◆ **Task description**
Give back every line of the data, word for word.

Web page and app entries
# # #

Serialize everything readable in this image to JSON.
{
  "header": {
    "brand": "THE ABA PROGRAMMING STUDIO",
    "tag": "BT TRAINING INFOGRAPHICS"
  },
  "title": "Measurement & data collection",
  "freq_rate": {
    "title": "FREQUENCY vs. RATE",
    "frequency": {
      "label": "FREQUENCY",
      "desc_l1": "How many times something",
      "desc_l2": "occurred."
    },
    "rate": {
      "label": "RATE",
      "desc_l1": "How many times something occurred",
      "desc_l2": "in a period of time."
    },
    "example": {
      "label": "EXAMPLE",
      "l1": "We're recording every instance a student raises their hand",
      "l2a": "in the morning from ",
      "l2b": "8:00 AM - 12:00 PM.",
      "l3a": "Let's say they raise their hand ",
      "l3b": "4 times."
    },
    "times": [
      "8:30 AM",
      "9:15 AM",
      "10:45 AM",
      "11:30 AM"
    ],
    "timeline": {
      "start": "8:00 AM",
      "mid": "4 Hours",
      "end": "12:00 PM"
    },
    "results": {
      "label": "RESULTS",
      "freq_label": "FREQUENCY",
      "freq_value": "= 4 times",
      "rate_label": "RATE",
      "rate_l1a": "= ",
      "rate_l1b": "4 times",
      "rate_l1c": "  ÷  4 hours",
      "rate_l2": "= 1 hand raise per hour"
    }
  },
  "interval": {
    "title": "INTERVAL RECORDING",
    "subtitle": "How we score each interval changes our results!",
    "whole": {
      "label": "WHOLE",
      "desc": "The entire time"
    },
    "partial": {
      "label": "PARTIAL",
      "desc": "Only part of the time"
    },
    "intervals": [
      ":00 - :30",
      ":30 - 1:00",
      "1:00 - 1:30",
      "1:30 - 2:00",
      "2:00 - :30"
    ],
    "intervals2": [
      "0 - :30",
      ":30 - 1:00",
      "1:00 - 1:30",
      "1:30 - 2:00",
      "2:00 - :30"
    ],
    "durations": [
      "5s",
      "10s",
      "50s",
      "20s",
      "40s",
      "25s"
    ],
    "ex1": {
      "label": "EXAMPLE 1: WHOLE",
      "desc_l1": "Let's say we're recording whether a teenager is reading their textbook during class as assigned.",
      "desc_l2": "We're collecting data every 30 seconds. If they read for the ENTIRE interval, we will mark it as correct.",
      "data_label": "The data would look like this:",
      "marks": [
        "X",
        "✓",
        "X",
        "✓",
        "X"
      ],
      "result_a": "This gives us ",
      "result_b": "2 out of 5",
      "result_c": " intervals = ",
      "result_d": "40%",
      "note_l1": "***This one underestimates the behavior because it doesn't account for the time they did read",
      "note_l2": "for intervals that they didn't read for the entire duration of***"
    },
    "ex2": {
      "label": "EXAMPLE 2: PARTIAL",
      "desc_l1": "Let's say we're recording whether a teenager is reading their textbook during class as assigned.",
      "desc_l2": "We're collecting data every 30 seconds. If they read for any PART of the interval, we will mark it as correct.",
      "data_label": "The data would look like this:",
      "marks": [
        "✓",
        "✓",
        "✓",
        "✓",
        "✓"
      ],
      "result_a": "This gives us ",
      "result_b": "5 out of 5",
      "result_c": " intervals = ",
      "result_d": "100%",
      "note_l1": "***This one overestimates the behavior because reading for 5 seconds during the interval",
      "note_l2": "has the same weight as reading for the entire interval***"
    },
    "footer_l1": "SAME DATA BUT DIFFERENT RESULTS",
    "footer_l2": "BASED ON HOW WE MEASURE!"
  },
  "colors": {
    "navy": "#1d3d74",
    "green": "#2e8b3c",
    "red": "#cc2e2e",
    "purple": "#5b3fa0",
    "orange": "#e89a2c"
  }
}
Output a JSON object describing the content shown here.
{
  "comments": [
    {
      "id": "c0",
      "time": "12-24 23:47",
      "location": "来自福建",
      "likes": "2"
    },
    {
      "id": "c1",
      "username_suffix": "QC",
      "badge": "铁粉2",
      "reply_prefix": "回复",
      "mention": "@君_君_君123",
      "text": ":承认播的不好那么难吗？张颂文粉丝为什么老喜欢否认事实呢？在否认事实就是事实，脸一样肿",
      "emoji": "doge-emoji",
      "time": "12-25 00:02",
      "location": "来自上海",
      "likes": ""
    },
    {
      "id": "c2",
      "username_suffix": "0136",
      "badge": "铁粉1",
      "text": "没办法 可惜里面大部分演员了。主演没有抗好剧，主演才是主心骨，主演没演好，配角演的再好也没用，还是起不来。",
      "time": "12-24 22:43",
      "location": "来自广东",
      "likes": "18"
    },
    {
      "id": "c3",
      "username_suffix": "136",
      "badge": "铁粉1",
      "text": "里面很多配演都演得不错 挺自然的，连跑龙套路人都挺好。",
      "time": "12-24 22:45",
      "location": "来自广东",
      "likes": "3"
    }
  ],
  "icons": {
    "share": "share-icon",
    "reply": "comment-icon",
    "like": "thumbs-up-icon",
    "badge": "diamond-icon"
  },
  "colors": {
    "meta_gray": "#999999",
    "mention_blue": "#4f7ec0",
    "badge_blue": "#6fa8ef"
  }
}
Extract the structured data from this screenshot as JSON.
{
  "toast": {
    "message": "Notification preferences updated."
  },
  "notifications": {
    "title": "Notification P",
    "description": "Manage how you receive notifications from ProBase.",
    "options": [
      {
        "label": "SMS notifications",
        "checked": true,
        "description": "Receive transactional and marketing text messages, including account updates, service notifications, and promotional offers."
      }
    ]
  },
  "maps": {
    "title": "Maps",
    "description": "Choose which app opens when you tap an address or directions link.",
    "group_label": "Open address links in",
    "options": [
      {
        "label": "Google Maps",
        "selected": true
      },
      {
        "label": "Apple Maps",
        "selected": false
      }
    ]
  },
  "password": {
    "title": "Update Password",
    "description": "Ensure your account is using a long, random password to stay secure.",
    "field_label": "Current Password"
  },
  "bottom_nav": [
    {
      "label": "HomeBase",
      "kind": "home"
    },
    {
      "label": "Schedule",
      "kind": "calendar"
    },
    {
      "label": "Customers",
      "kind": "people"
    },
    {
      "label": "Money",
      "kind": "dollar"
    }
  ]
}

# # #

◆ **Answer to the problem**
Serialize everything readable in this image to JSON.
{
  "header": {
    "brand": "THE ABA PROGRAMMING STUDIO",
    "tag": "BT TRAINING INFOGRAPHICS"
  },
  "title": "Measurement & data collection",
  "freq_rate": {
    "title": "FREQUENCY vs. RATE",
    "frequency": {
      "label": "FREQUENCY",
      "desc_l1": "How many times something",
      "desc_l2": "occurred."
    },
    "rate": {
      "label": "RATE",
      "desc_l1": "How many times something occurred",
      "desc_l2": "in a period of time."
    },
    "example": {
      "label": "EXAMPLE",
      "l1": "We're recording every instance a student raises their hand",
      "l2a": "in the morning from ",
      "l2b": "8:00 AM - 12:00 PM.",
      "l3a": "Let's say they raise their hand ",
      "l3b": "4 times."
    },
    "times": [
      "8:30 AM",
      "9:15 AM",
      "10:45 AM",
      "11:30 AM"
    ],
    "timeline": {
      "start": "8:00 AM",
      "mid": "4 Hours",
      "end": "12:00 PM"
    },
    "results": {
      "label": "RESULTS",
      "freq_label": "FREQUENCY",
      "freq_value": "= 4 times",
      "rate_label": "RATE",
      "rate_l1a": "= ",
      "rate_l1b": "4 times",
      "rate_l1c": "  ÷  4 hours",
      "rate_l2": "= 1 hand raise per hour"
    }
  },
  "interval": {
    "title": "INTERVAL RECORDING",
    "subtitle": "How we score each interval changes our results!",
    "whole": {
      "label": "WHOLE",
      "desc": "The entire time"
    },
    "partial": {
      "label": "PARTIAL",
      "desc": "Only part of the time"
    },
    "intervals": [
      ":00 - :30",
      ":30 - 1:00",
      "1:00 - 1:30",
      "1:30 - 2:00",
      "2:00 - :30"
    ],
    "intervals2": [
      "0 - :30",
      ":30 - 1:00",
      "1:00 - 1:30",
      "1:30 - 2:00",
      "2:00 - :30"
    ],
    "durations": [
      "5s",
      "10s",
      "50s",
      "20s",
      "40s",
      "25s"
    ],
    "ex1": {
      "label": "EXAMPLE 1: WHOLE",
      "desc_l1": "Let's say we're recording whether a teenager is reading their textbook during class as assigned.",
      "desc_l2": "We're collecting data every 30 seconds. If they read for the ENTIRE interval, we will mark it as correct.",
      "data_label": "The data would look like this:",
      "marks": [
        "X",
        "✓",
        "X",
        "✓",
        "X"
      ],
      "result_a": "This gives us ",
      "result_b": "2 out of 5",
      "result_c": " intervals = ",
      "result_d": "40%",
      "note_l1": "***This one underestimates the behavior because it doesn't account for the time they did read",
      "note_l2": "for intervals that they didn't read for the entire duration of***"
    },
    "ex2": {
      "label": "EXAMPLE 2: PARTIAL",
      "desc_l1": "Let's say we're recording whether a teenager is reading their textbook during class as assigned.",
      "desc_l2": "We're collecting data every 30 seconds. If they read for any PART of the interval, we will mark it as correct.",
      "data_label": "The data would look like this:",
      "marks": [
        "✓",
        "✓",
        "✓",
        "✓",
        "✓"
      ],
      "result_a": "This gives us ",
      "result_b": "5 out of 5",
      "result_c": " intervals = ",
      "result_d": "100%",
      "note_l1": "***This one overestimates the behavior because reading for 5 seconds during the interval",
      "note_l2": "has the same weight as reading for the entire interval***"
    },
    "footer_l1": "SAME DATA BUT DIFFERENT RESULTS",
    "footer_l2": "BASED ON HOW WE MEASURE!"
  },
  "colors": {
    "navy": "#1d3d74",
    "green": "#2e8b3c",
    "red": "#cc2e2e",
    "purple": "#5b3fa0",
    "orange": "#e89a2c"
  }
}
Output a JSON object describing the content shown here.
{
  "comments": [
    {
      "id": "c0",
      "time": "12-24 23:47",
      "location": "来自福建",
      "likes": "2"
    },
    {
      "id": "c1",
      "username_suffix": "QC",
      "badge": "铁粉2",
      "reply_prefix": "回复",
      "mention": "@君_君_君123",
      "text": ":承认播的不好那么难吗？张颂文粉丝为什么老喜欢否认事实呢？在否认事实就是事实，脸一样肿",
      "emoji": "doge-emoji",
      "time": "12-25 00:02",
      "location": "来自上海",
      "likes": ""
    },
    {
      "id": "c2",
      "username_suffix": "0136",
      "badge": "铁粉1",
      "text": "没办法 可惜里面大部分演员了。主演没有抗好剧，主演才是主心骨，主演没演好，配角演的再好也没用，还是起不来。",
      "time": "12-24 22:43",
      "location": "来自广东",
      "likes": "18"
    },
    {
      "id": "c3",
      "username_suffix": "136",
      "badge": "铁粉1",
      "text": "里面很多配演都演得不错 挺自然的，连跑龙套路人都挺好。",
      "time": "12-24 22:45",
      "location": "来自广东",
      "likes": "3"
    }
  ],
  "icons": {
    "share": "share-icon",
    "reply": "comment-icon",
    "like": "thumbs-up-icon",
    "badge": "diamond-icon"
  },
  "colors": {
    "meta_gray": "#999999",
    "mention_blue": "#4f7ec0",
    "badge_blue": "#6fa8ef"
  }
}
Extract the structured data from this screenshot as JSON.
{
  "toast": {
    "message": "Notification preferences updated."
  },
  "notifications": {
    "title": "Notification P",
    "description": "Manage how you receive notifications from ProBase.",
    "options": [
      {
        "label": "SMS notifications",
        "checked": true,
        "description": "Receive transactional and marketing text messages, including account updates, service notifications, and promotional offers."
      }
    ]
  },
  "maps": {
    "title": "Maps",
    "description": "Choose which app opens when you tap an address or directions link.",
    "group_label": "Open address links in",
    "options": [
      {
        "label": "Google Maps",
        "selected": true
      },
      {
        "label": "Apple Maps",
        "selected": false
      }
    ]
  },
  "password": {
    "title": "Update Password",
    "description": "Ensure your account is using a long, random password to stay secure.",
    "field_label": "Current Password"
  },
  "bottom_nav": [
    {
      "label": "HomeBase",
      "kind": "home"
    },
    {
      "label": "Schedule",
      "kind": "calendar"
    },
    {
      "label": "Customers",
      "kind": "people"
    },
    {
      "label": "Money",
      "kind": "dollar"
    }
  ]
}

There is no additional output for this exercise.